*ASSIGNMENT:* Where does the string "true" occur in the records? Copy each line that holds it.

------ AVAILABLE DATA

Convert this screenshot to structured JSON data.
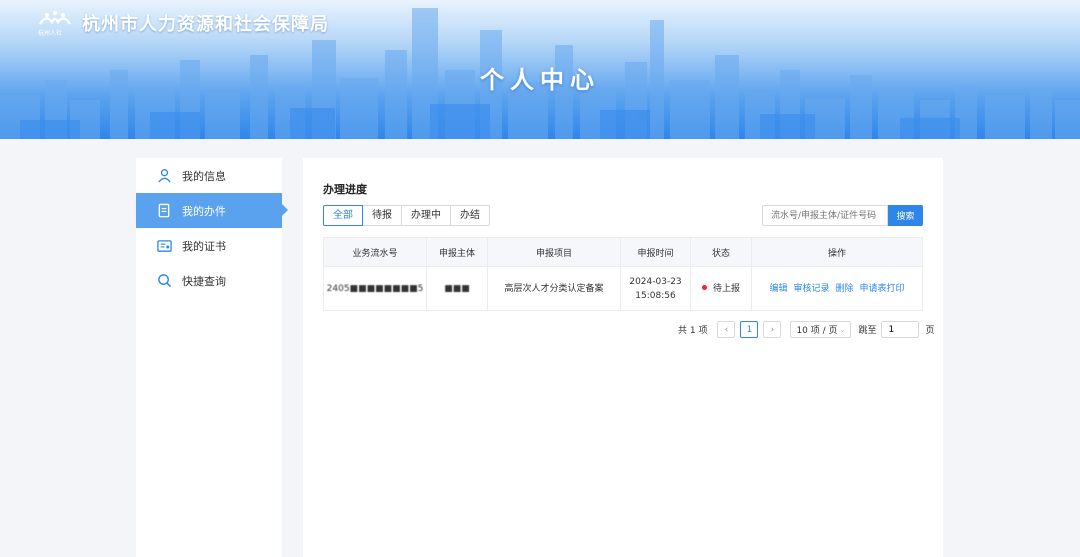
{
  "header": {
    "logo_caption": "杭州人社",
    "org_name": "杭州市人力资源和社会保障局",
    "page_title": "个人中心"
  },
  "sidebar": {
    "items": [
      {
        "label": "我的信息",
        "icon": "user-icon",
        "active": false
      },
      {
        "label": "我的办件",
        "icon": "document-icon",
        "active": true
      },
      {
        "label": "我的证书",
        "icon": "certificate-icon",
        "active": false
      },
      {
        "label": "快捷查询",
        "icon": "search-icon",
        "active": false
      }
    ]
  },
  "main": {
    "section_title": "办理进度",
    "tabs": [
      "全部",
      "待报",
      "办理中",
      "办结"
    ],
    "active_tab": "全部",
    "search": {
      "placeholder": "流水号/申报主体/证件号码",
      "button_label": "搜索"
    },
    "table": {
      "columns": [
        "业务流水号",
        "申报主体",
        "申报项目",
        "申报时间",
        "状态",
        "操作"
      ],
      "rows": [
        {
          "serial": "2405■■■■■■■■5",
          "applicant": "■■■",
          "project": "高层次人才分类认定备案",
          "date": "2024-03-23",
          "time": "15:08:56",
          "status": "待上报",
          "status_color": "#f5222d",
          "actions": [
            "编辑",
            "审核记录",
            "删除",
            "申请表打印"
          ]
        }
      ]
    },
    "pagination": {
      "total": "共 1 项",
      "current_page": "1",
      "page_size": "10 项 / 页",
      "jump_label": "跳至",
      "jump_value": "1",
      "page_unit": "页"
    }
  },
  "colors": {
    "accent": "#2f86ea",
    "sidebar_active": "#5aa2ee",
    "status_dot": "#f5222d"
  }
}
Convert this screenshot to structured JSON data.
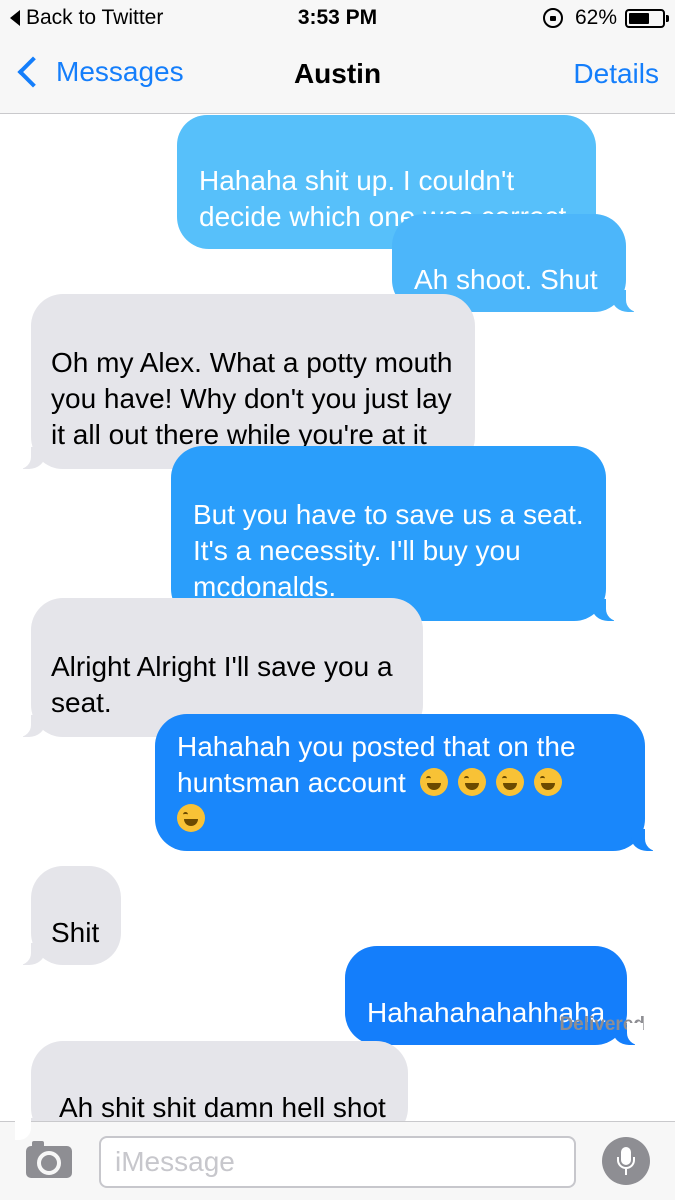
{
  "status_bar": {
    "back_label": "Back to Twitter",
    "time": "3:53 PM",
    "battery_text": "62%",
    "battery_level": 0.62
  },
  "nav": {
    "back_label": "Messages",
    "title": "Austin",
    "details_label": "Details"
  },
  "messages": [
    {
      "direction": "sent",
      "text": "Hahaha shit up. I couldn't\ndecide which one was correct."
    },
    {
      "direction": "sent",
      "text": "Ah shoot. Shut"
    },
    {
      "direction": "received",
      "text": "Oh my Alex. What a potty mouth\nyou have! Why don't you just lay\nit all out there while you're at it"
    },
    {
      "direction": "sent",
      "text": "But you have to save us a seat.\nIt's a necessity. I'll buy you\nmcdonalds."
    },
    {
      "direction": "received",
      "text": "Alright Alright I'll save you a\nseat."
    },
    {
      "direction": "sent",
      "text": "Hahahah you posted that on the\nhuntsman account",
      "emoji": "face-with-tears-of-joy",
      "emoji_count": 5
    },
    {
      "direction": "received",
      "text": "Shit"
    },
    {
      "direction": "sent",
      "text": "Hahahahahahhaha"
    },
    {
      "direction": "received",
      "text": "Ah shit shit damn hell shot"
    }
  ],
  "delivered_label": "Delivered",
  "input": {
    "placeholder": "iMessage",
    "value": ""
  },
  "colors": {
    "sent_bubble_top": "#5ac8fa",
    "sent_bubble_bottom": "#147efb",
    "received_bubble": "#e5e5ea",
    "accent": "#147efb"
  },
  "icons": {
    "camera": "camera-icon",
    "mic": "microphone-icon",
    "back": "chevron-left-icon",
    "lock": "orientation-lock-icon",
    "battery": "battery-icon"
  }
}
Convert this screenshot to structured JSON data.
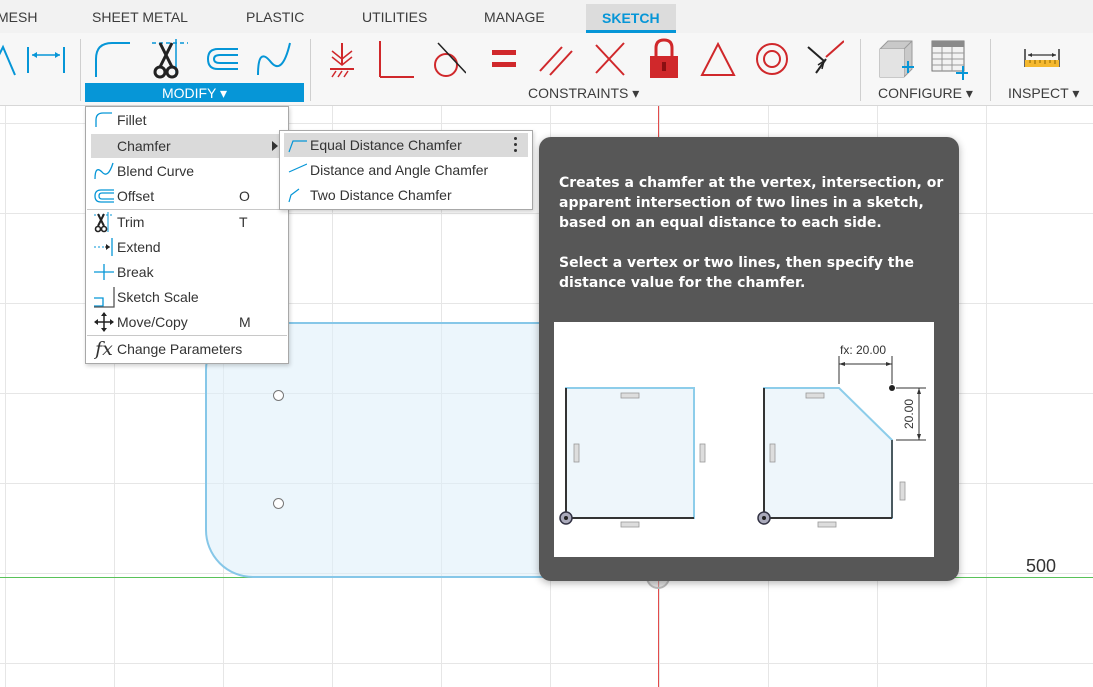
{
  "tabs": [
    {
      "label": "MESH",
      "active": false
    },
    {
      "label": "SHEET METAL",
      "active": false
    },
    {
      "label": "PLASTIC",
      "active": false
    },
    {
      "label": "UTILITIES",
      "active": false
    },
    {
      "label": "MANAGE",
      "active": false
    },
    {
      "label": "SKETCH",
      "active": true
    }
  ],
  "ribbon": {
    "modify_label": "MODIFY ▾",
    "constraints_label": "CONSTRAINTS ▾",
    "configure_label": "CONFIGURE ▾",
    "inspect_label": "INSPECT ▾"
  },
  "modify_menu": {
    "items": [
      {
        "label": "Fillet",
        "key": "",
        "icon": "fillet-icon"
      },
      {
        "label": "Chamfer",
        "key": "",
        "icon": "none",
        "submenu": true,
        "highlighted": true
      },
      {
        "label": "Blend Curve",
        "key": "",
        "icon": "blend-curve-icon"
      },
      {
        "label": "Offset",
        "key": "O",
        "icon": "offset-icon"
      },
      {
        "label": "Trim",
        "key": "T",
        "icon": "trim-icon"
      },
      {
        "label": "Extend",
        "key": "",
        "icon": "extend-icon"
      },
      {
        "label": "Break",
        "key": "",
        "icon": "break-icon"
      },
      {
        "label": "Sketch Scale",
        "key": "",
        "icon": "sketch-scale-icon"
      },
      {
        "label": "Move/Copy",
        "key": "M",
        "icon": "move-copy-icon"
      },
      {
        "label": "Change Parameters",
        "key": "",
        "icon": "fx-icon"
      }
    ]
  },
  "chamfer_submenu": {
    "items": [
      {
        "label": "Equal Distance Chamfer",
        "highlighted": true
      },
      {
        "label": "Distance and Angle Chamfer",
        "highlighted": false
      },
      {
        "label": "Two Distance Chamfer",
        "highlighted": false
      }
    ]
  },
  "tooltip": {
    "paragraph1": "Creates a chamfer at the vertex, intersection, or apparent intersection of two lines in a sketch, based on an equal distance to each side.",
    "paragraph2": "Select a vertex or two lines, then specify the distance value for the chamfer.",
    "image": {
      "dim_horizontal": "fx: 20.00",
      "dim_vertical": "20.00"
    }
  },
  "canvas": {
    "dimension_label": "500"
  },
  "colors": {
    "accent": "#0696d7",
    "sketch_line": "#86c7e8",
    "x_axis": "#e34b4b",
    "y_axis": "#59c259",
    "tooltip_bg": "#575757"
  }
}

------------

*TASK SOLUTION:*
        "active": true
      "active": true
        "submenu": true,
        "highlighted": true
        "highlighted": true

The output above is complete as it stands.